> **TASK**:
In the listing that follows, how many lines have the word "verified" in them? Give only the number.

Top of EXERCISE MATERIAL

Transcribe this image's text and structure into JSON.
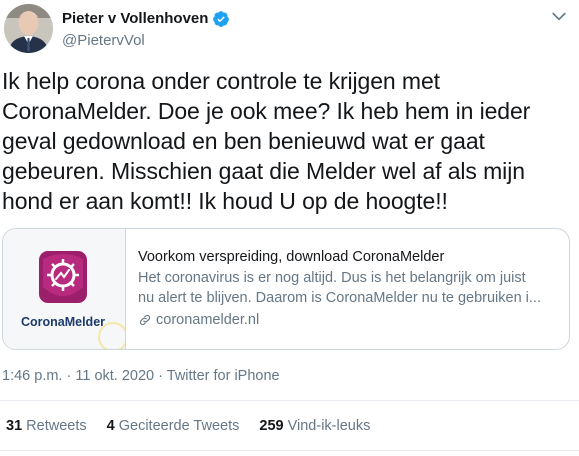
{
  "user": {
    "display_name": "Pieter v Vollenhoven",
    "handle": "@PietervVol",
    "verified": true
  },
  "tweet": {
    "text": "Ik help corona onder controle te krijgen met\nCoronaMelder. Doe je ook mee? Ik heb hem in ieder\ngeval gedownload en ben benieuwd wat er gaat\ngebeuren. Misschien gaat die Melder wel af als mijn\nhond er aan komt!! Ik houd U op de hoogte!!"
  },
  "card": {
    "logo_text": "CoronaMelder",
    "title": "Voorkom verspreiding, download CoronaMelder",
    "description_line1": "Het coronavirus is er nog altijd. Dus is het belangrijk om juist",
    "description_line2": "nu alert te blijven. Daarom is CoronaMelder nu te gebruiken i...",
    "url": "coronamelder.nl"
  },
  "meta": {
    "time": "1:46 p.m.",
    "date": "11 okt. 2020",
    "separator": "·",
    "source": "Twitter for iPhone"
  },
  "stats": {
    "retweets_count": "31",
    "retweets_label": "Retweets",
    "quotes_count": "4",
    "quotes_label": "Geciteerde Tweets",
    "likes_count": "259",
    "likes_label": "Vind-ik-leuks"
  },
  "icons": {
    "verified": "verified-badge-icon",
    "caret": "chevron-down-icon",
    "link": "link-icon"
  },
  "colors": {
    "verified": "#1da1f2",
    "logo_primary": "#9c1f6b",
    "logo_text": "#1b3a6b",
    "muted_text": "#657786"
  }
}
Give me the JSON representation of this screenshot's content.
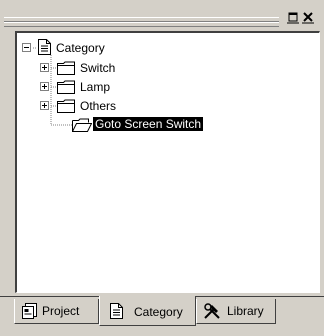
{
  "tree": {
    "root": {
      "label": "Category"
    },
    "items": [
      {
        "label": "Switch"
      },
      {
        "label": "Lamp"
      },
      {
        "label": "Others"
      },
      {
        "label": "Goto Screen Switch"
      }
    ]
  },
  "tabs": [
    {
      "label": "Project",
      "icon": "project-icon"
    },
    {
      "label": "Category",
      "icon": "category-icon",
      "active": true
    },
    {
      "label": "Library",
      "icon": "library-tools-icon"
    }
  ],
  "colors": {
    "face": "#d4d0c8",
    "selection": "#000000",
    "folder": "#ffffff"
  }
}
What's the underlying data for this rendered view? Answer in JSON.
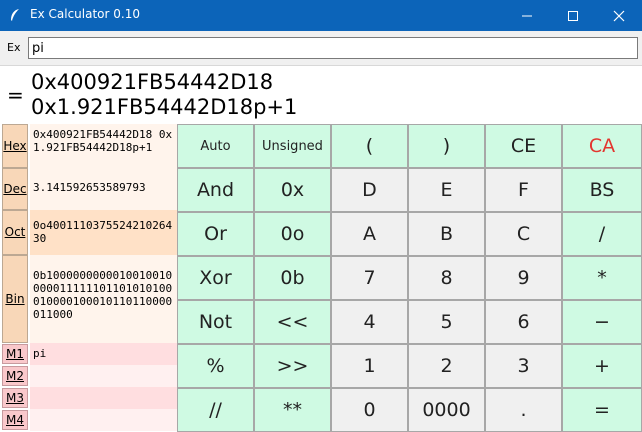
{
  "window": {
    "title": "Ex Calculator 0.10"
  },
  "expression": {
    "label": "Ex",
    "value": "pi"
  },
  "result": {
    "equals": "=",
    "line1": "0x400921FB54442D18",
    "line2": "0x1.921FB54442D18p+1"
  },
  "conversions": {
    "hex_label": "Hex",
    "hex_value": "0x400921FB54442D18 0x1.921FB54442D18p+1",
    "dec_label": "Dec",
    "dec_value": "3.141592653589793",
    "oct_label": "Oct",
    "oct_value": "0o400111037552421026430",
    "bin_label": "Bin",
    "bin_value": "0b1000000000010010010000011111101101010100010000100010110110000011000"
  },
  "memory": [
    {
      "label": "M1",
      "value": "pi"
    },
    {
      "label": "M2",
      "value": ""
    },
    {
      "label": "M3",
      "value": ""
    },
    {
      "label": "M4",
      "value": ""
    }
  ],
  "keypad": {
    "rows": [
      [
        "Auto",
        "Unsigned",
        "(",
        ")",
        "CE",
        "CA"
      ],
      [
        "And",
        "0x",
        "D",
        "E",
        "F",
        "BS"
      ],
      [
        "Or",
        "0o",
        "A",
        "B",
        "C",
        "/"
      ],
      [
        "Xor",
        "0b",
        "7",
        "8",
        "9",
        "*"
      ],
      [
        "Not",
        "<<",
        "4",
        "5",
        "6",
        "−"
      ],
      [
        "%",
        ">>",
        "1",
        "2",
        "3",
        "+"
      ],
      [
        "//",
        "**",
        "0",
        "0000",
        ".",
        "="
      ]
    ]
  },
  "colors": {
    "titlebar": "#0c64b9",
    "key_green": "#cffae3",
    "key_gray": "#f0f0f0",
    "side_orange": "#f8d7b8",
    "memory_pink": "#f9c8cb",
    "clear_all_red": "#e3362f"
  },
  "icons": {
    "app": "feather-icon",
    "minimize": "minimize-icon",
    "maximize": "maximize-icon",
    "close": "close-icon"
  }
}
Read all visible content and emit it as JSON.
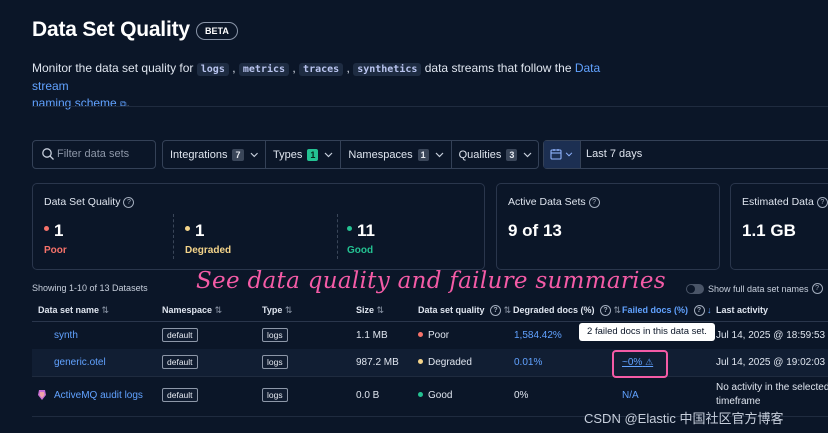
{
  "page": {
    "title": "Data Set Quality",
    "badge": "BETA",
    "desc_prefix": "Monitor the data set quality for",
    "streams": [
      "logs",
      "metrics",
      "traces",
      "synthetics"
    ],
    "desc_mid": "data streams that follow the",
    "desc_link_1": "Data stream",
    "desc_link_2": "naming scheme",
    "desc_end": "."
  },
  "filters": {
    "search_placeholder": "Filter data sets",
    "integrations": {
      "label": "Integrations",
      "count": "7"
    },
    "types": {
      "label": "Types",
      "count": "1"
    },
    "namespaces": {
      "label": "Namespaces",
      "count": "1"
    },
    "qualities": {
      "label": "Qualities",
      "count": "3"
    },
    "date_range": "Last 7 days"
  },
  "summary": {
    "quality_title": "Data Set Quality",
    "poor": {
      "value": "1",
      "label": "Poor",
      "color": "#f6726a"
    },
    "degraded": {
      "value": "1",
      "label": "Degraded",
      "color": "#f4d48a"
    },
    "good": {
      "value": "11",
      "label": "Good",
      "color": "#24c292"
    },
    "active_title": "Active Data Sets",
    "active_value": "9 of 13",
    "estimated_title": "Estimated Data",
    "estimated_value": "1.1 GB"
  },
  "table": {
    "showing": "Showing 1-10 of 13 Datasets",
    "show_full_names": "Show full data set names",
    "headers": {
      "name": "Data set name",
      "namespace": "Namespace",
      "type": "Type",
      "size": "Size",
      "quality": "Data set quality",
      "degraded": "Degraded docs (%)",
      "failed": "Failed docs (%)",
      "last_activity": "Last activity"
    },
    "rows": [
      {
        "name": "synth",
        "namespace": "default",
        "type": "logs",
        "size": "1.1 MB",
        "quality": "Poor",
        "quality_color": "#f6726a",
        "degraded": "1,584.42%",
        "failed": "",
        "last_activity": "Jul 14, 2025 @ 18:59:53"
      },
      {
        "name": "generic.otel",
        "namespace": "default",
        "type": "logs",
        "size": "987.2 MB",
        "quality": "Degraded",
        "quality_color": "#f4d48a",
        "degraded": "0.01%",
        "failed": "~0%",
        "last_activity": "Jul 14, 2025 @ 19:02:03"
      },
      {
        "name": "ActiveMQ audit logs",
        "namespace": "default",
        "type": "logs",
        "size": "0.0 B",
        "quality": "Good",
        "quality_color": "#24c292",
        "degraded": "0%",
        "failed": "N/A",
        "last_activity": "No activity in the selected",
        "last_activity_2": "timeframe"
      }
    ]
  },
  "tooltip": "2 failed docs in this data set.",
  "overlay_caption": "See data quality and failure summaries",
  "watermark": "CSDN @Elastic 中国社区官方博客"
}
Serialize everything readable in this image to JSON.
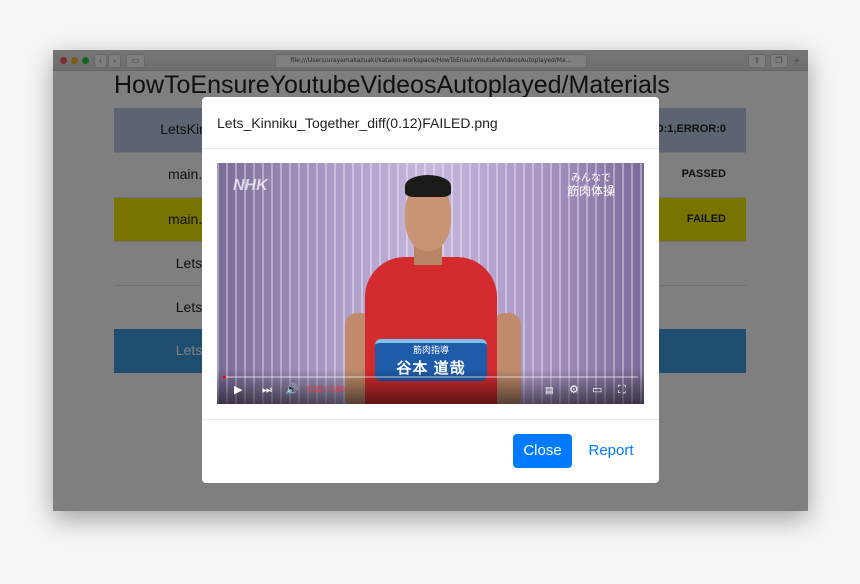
{
  "browser": {
    "url": "file:///Users/urayamakazuaki/katalon-workspace/HowToEnsureYoutubeVideosAutoplayed/Ma..."
  },
  "page": {
    "title": "HowToEnsureYoutubeVideosAutoplayed/Materials",
    "rows": [
      {
        "name": "LetsKinni",
        "status": "D:1,ERROR:0",
        "color": "#b9c8e3"
      },
      {
        "name": "main.L",
        "status": "PASSED",
        "color": "#ffffff"
      },
      {
        "name": "main.L",
        "status": "FAILED",
        "color": "#f2e600"
      },
      {
        "name": "Lets",
        "status": "",
        "color": "#ffffff"
      },
      {
        "name": "Lets",
        "status": "",
        "color": "#ffffff"
      },
      {
        "name": "Lets",
        "status": "",
        "color": "#3d9be0"
      }
    ]
  },
  "modal": {
    "title": "Lets_Kinniku_Together_diff(0.12)FAILED.png",
    "close_label": "Close",
    "report_label": "Report"
  },
  "video": {
    "corner_line1": "みんなで",
    "corner_line2": "筋肉体操",
    "caption_top": "筋肉指導",
    "caption_name": "谷本 道哉",
    "time": "0:02 / 4:50",
    "progress": 0.007,
    "logo": "NHK"
  },
  "colors": {
    "primary": "#007bff",
    "failed": "#f2e600",
    "selected": "#3d9be0",
    "header": "#b9c8e3"
  }
}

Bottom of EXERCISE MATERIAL

> **FINAL ANSWER**:
3